─── Input material
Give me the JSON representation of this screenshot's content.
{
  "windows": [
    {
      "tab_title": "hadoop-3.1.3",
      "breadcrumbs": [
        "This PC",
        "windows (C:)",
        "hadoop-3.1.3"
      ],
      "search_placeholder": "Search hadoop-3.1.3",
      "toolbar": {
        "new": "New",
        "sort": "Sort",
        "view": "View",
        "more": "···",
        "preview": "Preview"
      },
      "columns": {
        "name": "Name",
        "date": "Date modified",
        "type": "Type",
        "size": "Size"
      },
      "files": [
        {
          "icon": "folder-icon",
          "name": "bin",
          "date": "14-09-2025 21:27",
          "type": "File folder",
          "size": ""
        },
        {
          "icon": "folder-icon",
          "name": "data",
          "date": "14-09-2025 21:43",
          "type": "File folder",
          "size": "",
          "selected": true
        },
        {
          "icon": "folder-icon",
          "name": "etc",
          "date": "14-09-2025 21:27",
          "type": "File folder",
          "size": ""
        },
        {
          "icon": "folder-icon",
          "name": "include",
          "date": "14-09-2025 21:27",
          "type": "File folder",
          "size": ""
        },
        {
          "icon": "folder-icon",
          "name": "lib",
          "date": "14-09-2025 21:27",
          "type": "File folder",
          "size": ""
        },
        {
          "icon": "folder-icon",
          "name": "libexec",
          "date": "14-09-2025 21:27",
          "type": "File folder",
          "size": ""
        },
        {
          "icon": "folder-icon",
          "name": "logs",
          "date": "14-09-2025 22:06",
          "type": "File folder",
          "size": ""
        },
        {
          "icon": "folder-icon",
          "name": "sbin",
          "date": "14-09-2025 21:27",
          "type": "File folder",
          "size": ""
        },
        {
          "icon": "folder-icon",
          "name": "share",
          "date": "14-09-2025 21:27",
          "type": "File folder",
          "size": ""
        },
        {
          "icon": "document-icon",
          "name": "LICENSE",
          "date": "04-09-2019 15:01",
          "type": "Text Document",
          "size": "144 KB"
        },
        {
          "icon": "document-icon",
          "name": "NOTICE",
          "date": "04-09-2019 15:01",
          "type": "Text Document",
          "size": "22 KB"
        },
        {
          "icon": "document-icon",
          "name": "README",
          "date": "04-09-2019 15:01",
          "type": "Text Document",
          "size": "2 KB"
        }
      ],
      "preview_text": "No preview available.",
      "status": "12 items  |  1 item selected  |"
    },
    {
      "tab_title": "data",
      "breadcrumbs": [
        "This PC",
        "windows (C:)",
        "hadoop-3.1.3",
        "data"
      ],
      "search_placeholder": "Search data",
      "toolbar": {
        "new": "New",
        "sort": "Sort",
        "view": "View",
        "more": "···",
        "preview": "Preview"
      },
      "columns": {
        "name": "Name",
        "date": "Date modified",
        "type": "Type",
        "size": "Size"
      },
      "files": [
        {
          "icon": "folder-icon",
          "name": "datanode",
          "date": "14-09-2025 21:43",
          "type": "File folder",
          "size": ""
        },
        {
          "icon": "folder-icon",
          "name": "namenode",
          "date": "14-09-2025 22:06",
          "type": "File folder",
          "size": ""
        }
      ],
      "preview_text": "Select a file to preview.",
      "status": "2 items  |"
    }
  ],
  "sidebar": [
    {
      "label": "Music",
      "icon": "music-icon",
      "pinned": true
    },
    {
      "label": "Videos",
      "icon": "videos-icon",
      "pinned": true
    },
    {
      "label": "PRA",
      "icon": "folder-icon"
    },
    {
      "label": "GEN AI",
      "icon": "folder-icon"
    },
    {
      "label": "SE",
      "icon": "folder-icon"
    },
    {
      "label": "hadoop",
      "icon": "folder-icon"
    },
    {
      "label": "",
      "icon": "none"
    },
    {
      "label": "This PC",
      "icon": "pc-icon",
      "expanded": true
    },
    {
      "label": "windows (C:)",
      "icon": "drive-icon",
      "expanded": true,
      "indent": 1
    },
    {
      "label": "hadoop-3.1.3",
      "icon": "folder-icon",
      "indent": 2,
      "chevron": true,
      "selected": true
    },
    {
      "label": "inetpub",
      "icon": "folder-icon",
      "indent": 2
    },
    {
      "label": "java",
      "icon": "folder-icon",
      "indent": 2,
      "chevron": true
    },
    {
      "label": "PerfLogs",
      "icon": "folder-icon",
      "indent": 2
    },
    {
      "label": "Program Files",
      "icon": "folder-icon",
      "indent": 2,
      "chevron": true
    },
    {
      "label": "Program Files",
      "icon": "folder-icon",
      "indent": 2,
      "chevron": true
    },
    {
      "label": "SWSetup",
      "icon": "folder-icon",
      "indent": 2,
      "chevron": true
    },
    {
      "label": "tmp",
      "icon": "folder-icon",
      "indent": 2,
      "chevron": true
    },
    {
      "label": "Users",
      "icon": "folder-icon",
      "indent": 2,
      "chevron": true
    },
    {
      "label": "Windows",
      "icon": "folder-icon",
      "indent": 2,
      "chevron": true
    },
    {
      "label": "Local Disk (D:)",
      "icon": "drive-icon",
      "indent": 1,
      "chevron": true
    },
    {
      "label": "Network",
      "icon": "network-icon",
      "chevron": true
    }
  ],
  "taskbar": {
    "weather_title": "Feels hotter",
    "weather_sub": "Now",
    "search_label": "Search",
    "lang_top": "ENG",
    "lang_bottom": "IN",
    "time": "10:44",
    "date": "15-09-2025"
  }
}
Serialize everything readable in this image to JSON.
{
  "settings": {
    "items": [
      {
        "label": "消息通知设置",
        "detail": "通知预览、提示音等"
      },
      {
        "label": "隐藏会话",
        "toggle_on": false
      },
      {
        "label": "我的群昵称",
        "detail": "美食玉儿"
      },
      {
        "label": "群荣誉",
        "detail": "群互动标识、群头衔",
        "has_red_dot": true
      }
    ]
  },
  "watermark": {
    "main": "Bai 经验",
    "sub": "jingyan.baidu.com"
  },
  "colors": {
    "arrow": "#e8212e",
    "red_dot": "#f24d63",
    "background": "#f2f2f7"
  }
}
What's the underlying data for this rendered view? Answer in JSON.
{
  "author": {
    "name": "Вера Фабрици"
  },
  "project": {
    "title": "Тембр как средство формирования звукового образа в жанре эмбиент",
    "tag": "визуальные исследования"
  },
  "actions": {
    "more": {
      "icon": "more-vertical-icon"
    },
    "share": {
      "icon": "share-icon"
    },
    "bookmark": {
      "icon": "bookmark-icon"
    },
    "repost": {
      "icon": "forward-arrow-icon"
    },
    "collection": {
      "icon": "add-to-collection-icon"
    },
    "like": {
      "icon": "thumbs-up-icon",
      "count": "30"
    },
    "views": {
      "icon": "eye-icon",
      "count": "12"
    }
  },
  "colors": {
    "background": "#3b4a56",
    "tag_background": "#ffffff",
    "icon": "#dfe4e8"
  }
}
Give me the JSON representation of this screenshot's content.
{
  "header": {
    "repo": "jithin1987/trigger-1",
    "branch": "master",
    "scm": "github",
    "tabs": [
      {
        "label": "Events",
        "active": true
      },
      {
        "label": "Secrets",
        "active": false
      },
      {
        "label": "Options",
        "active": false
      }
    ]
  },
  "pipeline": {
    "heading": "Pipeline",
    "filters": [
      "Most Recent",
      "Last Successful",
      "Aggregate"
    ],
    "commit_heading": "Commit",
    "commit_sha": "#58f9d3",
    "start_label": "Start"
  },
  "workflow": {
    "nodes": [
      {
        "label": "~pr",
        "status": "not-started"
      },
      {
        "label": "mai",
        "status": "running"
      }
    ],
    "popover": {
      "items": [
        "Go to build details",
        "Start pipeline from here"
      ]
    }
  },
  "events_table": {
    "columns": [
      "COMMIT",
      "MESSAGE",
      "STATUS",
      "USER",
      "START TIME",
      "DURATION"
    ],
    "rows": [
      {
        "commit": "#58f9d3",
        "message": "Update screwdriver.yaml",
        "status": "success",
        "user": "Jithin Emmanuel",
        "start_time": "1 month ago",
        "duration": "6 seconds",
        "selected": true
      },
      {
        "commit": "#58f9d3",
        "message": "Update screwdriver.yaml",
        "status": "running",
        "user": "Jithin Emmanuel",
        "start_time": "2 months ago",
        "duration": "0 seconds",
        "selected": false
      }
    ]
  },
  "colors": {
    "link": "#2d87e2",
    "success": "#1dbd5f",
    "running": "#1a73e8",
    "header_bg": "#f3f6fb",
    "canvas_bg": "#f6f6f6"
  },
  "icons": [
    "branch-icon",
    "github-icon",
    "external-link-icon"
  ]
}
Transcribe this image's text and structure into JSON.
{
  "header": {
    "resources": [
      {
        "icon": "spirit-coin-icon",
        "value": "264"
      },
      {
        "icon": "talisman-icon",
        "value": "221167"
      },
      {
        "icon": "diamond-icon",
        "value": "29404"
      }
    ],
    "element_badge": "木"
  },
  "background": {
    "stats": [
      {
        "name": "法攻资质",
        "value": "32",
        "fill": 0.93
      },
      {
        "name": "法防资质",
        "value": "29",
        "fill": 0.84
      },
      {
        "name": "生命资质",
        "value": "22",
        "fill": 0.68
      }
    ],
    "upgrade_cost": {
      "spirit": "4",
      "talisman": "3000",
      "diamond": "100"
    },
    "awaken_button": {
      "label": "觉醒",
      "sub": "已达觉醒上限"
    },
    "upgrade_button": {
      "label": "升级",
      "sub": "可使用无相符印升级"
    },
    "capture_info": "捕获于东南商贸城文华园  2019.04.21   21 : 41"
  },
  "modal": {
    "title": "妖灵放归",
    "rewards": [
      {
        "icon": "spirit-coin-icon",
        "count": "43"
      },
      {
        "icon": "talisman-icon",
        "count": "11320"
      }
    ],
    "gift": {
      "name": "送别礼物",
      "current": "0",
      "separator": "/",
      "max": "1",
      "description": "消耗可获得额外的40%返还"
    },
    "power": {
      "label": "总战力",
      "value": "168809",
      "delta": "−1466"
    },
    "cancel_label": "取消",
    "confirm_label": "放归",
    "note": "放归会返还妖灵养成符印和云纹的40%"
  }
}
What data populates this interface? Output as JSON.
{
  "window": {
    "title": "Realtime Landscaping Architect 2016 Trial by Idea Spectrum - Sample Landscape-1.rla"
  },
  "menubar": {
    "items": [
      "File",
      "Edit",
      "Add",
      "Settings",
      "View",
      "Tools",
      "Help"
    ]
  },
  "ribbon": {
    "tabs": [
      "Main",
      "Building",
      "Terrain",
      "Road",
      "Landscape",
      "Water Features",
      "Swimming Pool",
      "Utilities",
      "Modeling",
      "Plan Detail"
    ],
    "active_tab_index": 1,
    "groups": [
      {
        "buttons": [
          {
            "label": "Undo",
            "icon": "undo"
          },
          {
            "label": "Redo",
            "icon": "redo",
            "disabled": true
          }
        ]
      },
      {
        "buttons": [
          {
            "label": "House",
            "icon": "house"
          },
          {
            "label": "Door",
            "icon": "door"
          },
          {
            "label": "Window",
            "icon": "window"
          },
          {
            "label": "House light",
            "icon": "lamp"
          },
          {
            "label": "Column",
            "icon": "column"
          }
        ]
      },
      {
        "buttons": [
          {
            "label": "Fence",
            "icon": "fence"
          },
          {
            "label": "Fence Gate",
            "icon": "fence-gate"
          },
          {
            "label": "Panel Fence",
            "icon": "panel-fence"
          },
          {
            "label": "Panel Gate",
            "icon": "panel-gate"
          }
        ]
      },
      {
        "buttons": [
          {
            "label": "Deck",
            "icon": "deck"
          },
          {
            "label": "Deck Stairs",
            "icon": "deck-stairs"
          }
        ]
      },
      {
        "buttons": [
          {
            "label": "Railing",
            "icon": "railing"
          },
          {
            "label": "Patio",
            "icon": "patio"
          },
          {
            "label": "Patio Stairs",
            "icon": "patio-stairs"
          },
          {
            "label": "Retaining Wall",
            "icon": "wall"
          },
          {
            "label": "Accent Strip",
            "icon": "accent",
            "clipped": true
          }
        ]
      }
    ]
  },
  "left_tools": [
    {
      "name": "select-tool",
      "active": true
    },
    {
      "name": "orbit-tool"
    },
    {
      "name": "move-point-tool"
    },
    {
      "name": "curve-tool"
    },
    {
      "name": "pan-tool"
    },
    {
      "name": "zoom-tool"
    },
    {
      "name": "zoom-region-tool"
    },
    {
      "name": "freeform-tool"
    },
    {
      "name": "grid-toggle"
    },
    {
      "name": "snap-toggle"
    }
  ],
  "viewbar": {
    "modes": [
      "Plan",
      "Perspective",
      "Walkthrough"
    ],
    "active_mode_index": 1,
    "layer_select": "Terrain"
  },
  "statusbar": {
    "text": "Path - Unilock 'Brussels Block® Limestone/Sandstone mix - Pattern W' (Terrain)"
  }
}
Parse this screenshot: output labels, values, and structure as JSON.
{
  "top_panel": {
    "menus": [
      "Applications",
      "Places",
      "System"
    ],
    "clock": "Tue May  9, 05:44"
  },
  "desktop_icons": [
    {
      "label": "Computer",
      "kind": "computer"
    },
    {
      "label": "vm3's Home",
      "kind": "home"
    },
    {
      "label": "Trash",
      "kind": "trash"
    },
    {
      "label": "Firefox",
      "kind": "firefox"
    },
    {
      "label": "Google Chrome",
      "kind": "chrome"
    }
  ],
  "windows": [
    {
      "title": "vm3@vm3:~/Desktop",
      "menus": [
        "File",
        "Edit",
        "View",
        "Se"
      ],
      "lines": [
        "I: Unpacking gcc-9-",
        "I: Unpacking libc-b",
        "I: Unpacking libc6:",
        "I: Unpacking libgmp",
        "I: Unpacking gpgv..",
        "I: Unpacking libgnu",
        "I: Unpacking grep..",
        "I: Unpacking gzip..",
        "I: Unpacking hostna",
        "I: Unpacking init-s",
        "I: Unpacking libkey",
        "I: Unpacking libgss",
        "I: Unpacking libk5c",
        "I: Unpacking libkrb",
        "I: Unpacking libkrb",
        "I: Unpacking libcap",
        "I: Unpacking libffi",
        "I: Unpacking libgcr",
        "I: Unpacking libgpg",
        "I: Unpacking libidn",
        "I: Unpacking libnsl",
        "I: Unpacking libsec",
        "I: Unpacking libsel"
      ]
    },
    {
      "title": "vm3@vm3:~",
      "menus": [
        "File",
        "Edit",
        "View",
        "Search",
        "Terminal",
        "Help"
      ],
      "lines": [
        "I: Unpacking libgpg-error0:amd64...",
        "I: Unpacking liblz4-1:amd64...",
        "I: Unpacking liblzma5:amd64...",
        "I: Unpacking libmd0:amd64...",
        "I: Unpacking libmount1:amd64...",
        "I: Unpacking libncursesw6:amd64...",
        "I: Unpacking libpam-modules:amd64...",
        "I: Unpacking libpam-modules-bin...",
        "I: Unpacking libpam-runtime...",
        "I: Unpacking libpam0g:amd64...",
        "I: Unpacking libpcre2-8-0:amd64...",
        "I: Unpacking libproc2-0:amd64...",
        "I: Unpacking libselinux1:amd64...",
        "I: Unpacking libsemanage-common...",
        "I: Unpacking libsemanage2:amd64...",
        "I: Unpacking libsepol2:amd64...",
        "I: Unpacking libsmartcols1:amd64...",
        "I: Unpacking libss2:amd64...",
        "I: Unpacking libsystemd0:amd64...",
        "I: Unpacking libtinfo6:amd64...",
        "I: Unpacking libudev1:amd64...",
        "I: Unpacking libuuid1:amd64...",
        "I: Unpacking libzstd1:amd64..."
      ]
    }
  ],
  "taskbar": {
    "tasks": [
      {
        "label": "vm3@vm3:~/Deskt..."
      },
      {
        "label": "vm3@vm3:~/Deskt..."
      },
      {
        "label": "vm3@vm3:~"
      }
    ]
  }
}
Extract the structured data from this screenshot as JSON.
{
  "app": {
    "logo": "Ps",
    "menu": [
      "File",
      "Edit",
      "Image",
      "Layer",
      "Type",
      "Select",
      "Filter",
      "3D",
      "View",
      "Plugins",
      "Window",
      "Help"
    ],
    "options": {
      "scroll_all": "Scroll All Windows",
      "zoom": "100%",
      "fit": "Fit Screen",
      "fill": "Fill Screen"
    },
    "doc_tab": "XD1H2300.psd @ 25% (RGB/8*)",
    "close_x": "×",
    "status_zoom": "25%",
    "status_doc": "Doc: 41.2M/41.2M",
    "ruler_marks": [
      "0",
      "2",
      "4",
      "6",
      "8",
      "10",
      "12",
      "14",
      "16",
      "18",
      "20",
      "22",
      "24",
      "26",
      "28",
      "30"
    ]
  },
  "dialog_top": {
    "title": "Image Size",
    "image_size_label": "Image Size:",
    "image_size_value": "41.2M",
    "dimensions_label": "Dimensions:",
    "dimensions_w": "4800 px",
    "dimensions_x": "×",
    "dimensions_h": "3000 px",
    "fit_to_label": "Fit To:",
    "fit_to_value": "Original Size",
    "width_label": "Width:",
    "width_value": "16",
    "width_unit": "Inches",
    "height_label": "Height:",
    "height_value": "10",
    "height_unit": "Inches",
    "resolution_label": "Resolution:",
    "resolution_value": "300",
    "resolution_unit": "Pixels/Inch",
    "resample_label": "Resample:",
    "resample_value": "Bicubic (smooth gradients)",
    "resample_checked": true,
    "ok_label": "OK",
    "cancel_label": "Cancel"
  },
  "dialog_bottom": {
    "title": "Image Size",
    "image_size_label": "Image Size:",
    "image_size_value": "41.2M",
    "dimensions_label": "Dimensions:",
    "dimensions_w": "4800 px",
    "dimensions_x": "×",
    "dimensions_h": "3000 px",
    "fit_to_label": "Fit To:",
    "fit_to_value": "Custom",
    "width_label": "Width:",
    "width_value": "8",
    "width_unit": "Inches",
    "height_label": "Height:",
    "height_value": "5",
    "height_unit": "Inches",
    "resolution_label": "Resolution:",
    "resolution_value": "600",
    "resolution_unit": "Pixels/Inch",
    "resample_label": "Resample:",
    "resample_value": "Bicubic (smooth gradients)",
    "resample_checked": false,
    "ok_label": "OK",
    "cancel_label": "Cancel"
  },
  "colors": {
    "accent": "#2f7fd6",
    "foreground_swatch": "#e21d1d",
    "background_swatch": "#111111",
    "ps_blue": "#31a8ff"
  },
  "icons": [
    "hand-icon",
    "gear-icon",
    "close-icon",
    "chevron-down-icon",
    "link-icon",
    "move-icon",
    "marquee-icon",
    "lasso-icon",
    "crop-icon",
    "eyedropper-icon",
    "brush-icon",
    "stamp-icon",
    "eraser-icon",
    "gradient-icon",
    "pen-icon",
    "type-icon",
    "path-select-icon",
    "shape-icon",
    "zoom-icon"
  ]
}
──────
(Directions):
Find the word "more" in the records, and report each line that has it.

(Task response):
        "more": "···",
        "more": "···",
    "more": {
      "icon": "more-vertical-icon"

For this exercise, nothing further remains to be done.